━━━ GIVEN ENTRIES

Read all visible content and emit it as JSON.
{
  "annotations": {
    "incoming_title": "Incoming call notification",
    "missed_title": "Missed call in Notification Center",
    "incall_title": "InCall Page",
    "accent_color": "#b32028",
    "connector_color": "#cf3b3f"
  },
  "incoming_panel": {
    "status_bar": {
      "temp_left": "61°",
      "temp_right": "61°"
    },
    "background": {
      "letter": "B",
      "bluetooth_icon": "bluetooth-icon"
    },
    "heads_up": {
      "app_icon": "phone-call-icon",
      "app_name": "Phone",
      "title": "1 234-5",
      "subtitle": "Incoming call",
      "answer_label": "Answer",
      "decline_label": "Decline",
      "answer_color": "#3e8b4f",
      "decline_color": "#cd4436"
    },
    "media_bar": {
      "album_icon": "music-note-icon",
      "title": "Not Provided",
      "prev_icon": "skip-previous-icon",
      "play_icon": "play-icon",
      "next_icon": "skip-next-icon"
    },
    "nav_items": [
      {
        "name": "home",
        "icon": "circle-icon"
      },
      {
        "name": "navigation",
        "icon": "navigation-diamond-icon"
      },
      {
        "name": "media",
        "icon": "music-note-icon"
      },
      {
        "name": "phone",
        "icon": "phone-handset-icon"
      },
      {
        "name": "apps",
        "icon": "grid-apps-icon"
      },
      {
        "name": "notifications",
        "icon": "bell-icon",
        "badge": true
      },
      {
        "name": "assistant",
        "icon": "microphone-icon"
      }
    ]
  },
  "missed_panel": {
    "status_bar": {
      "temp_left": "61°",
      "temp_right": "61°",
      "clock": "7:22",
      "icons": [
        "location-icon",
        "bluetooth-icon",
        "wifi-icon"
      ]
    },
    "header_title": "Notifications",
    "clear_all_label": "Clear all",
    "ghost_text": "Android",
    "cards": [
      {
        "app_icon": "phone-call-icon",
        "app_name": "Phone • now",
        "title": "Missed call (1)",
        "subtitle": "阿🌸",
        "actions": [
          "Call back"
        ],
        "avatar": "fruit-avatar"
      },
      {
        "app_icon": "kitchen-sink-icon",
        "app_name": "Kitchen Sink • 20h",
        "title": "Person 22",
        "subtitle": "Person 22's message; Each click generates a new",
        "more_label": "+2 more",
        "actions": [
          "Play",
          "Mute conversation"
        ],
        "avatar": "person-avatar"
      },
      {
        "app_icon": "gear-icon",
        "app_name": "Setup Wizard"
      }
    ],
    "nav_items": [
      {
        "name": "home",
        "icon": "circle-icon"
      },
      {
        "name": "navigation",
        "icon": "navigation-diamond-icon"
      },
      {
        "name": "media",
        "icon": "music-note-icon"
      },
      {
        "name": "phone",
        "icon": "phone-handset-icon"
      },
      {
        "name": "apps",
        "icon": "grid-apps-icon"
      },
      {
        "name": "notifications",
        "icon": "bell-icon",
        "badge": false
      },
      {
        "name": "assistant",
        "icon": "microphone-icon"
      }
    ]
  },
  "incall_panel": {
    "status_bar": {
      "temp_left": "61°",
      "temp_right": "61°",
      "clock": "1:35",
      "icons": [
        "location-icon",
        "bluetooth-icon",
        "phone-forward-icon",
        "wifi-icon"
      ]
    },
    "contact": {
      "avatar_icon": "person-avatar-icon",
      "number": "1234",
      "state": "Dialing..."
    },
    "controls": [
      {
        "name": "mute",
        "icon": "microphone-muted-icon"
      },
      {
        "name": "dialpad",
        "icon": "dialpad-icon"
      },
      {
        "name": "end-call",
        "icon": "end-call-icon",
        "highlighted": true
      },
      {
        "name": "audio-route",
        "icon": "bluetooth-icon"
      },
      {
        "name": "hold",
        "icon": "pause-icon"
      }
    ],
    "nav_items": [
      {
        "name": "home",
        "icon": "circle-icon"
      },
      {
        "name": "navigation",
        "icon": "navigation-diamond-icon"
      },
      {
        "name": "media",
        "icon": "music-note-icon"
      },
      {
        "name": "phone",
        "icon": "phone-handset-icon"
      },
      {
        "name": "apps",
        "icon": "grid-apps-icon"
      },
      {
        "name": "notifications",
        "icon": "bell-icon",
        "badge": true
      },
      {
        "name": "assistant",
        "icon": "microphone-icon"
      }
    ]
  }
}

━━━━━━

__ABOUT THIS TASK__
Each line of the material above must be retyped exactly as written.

__RESPONSE AREA__
Read all visible content and emit it as JSON.
{
  "annotations": {
    "incoming_title": "Incoming call notification",
    "missed_title": "Missed call in Notification Center",
    "incall_title": "InCall Page",
    "accent_color": "#b32028",
    "connector_color": "#cf3b3f"
  },
  "incoming_panel": {
    "status_bar": {
      "temp_left": "61°",
      "temp_right": "61°"
    },
    "background": {
      "letter": "B",
      "bluetooth_icon": "bluetooth-icon"
    },
    "heads_up": {
      "app_icon": "phone-call-icon",
      "app_name": "Phone",
      "title": "1 234-5",
      "subtitle": "Incoming call",
      "answer_label": "Answer",
      "decline_label": "Decline",
      "answer_color": "#3e8b4f",
      "decline_color": "#cd4436"
    },
    "media_bar": {
      "album_icon": "music-note-icon",
      "title": "Not Provided",
      "prev_icon": "skip-previous-icon",
      "play_icon": "play-icon",
      "next_icon": "skip-next-icon"
    },
    "nav_items": [
      {
        "name": "home",
        "icon": "circle-icon"
      },
      {
        "name": "navigation",
        "icon": "navigation-diamond-icon"
      },
      {
        "name": "media",
        "icon": "music-note-icon"
      },
      {
        "name": "phone",
        "icon": "phone-handset-icon"
      },
      {
        "name": "apps",
        "icon": "grid-apps-icon"
      },
      {
        "name": "notifications",
        "icon": "bell-icon",
        "badge": true
      },
      {
        "name": "assistant",
        "icon": "microphone-icon"
      }
    ]
  },
  "missed_panel": {
    "status_bar": {
      "temp_left": "61°",
      "temp_right": "61°",
      "clock": "7:22",
      "icons": [
        "location-icon",
        "bluetooth-icon",
        "wifi-icon"
      ]
    },
    "header_title": "Notifications",
    "clear_all_label": "Clear all",
    "ghost_text": "Android",
    "cards": [
      {
        "app_icon": "phone-call-icon",
        "app_name": "Phone • now",
        "title": "Missed call (1)",
        "subtitle": "阿🌸",
        "actions": [
          "Call back"
        ],
        "avatar": "fruit-avatar"
      },
      {
        "app_icon": "kitchen-sink-icon",
        "app_name": "Kitchen Sink • 20h",
        "title": "Person 22",
        "subtitle": "Person 22's message; Each click generates a new",
        "more_label": "+2 more",
        "actions": [
          "Play",
          "Mute conversation"
        ],
        "avatar": "person-avatar"
      },
      {
        "app_icon": "gear-icon",
        "app_name": "Setup Wizard"
      }
    ],
    "nav_items": [
      {
        "name": "home",
        "icon": "circle-icon"
      },
      {
        "name": "navigation",
        "icon": "navigation-diamond-icon"
      },
      {
        "name": "media",
        "icon": "music-note-icon"
      },
      {
        "name": "phone",
        "icon": "phone-handset-icon"
      },
      {
        "name": "apps",
        "icon": "grid-apps-icon"
      },
      {
        "name": "notifications",
        "icon": "bell-icon",
        "badge": false
      },
      {
        "name": "assistant",
        "icon": "microphone-icon"
      }
    ]
  },
  "incall_panel": {
    "status_bar": {
      "temp_left": "61°",
      "temp_right": "61°",
      "clock": "1:35",
      "icons": [
        "location-icon",
        "bluetooth-icon",
        "phone-forward-icon",
        "wifi-icon"
      ]
    },
    "contact": {
      "avatar_icon": "person-avatar-icon",
      "number": "1234",
      "state": "Dialing..."
    },
    "controls": [
      {
        "name": "mute",
        "icon": "microphone-muted-icon"
      },
      {
        "name": "dialpad",
        "icon": "dialpad-icon"
      },
      {
        "name": "end-call",
        "icon": "end-call-icon",
        "highlighted": true
      },
      {
        "name": "audio-route",
        "icon": "bluetooth-icon"
      },
      {
        "name": "hold",
        "icon": "pause-icon"
      }
    ],
    "nav_items": [
      {
        "name": "home",
        "icon": "circle-icon"
      },
      {
        "name": "navigation",
        "icon": "navigation-diamond-icon"
      },
      {
        "name": "media",
        "icon": "music-note-icon"
      },
      {
        "name": "phone",
        "icon": "phone-handset-icon"
      },
      {
        "name": "apps",
        "icon": "grid-apps-icon"
      },
      {
        "name": "notifications",
        "icon": "bell-icon",
        "badge": true
      },
      {
        "name": "assistant",
        "icon": "microphone-icon"
      }
    ]
  }
}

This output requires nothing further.